As I sit down in my writing sessions, I’m constantly comparing my work to James Clavell, Isaac Asimov, Larry Niven, Arthur Clarke, Octavia Butler (insert your own list of cherished authors here). Then I review what I’ve vomited onto the pages and think to myself, “What bile! No one’s ever going to be influenced by this!”
I’ve accepted that statement to be true insofar as I do nothing to practice my craft and hone my skills any further. Would I honestly expect an editor or agent to accept the first draft of my first story? Heck I don’t even like it! But what about my sixth revision or my hundredth story or my fifth novel?
It’s only through writing every day that we’ll get any better. It’s only through reading a lot of stories that we learn to distinguish the tripe from the truly inspirational. As I learn what’s good and what’s bad, I incorporate good techniques into my own stories. Eventually I find my own voice and my stories become amazing, if not to anyone else but me. Most importantly, I learn to write for myself.

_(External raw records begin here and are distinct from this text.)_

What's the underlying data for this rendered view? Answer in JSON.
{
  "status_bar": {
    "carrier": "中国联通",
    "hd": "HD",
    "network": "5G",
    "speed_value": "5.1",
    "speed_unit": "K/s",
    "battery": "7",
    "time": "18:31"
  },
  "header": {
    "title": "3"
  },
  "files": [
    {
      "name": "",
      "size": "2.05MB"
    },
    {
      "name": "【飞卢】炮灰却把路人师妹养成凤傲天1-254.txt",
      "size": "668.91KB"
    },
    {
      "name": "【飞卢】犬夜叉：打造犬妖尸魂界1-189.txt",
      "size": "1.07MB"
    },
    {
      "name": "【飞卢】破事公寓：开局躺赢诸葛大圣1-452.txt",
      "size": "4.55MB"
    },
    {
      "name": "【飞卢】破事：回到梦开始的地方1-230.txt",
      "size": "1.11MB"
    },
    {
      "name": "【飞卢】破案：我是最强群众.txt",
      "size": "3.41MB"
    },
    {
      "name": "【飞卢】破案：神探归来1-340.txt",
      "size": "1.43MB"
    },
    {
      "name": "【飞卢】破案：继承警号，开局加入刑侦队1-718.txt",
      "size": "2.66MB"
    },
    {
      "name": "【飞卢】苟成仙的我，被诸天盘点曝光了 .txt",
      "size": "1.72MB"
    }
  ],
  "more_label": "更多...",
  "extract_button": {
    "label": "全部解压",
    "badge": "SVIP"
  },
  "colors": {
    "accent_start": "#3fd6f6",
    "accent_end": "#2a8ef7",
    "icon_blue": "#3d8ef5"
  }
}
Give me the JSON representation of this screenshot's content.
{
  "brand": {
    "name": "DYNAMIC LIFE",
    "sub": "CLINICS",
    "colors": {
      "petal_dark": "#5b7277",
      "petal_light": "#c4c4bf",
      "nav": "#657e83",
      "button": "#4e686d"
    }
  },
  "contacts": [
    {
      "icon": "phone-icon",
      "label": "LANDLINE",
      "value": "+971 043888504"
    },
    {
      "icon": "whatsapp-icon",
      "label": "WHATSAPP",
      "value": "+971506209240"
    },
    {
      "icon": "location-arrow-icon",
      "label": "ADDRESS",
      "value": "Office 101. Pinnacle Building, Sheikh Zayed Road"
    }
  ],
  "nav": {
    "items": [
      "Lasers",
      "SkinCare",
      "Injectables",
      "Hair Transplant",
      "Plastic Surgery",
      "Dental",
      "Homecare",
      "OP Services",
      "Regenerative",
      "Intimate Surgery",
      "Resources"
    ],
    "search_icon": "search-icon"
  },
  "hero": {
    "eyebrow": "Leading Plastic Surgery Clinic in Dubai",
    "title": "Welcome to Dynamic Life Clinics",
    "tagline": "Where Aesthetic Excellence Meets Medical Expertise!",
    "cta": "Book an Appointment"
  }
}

Distractions are always going to bombard us every single day. When we get into a habit of writing for ourselves, writing because it’s healthy for us, writing because we know we’ll get better, writing to give voice to that imaginative inner child that won’t go away, then writing itself becomes the distraction from all the craziness surrounding us. It’s ok to escape for a while every day. In fact it’s very healthy to do so. Of course, your own personal circumstances will dictate when you can and can’t write. But I guarantee you can find at least an hour every single day to write if you really look for it and you’re serious about writing. Rid yourself of all the other unnecessary distractions in your life and focus on only one distraction - writing - for a little while every day.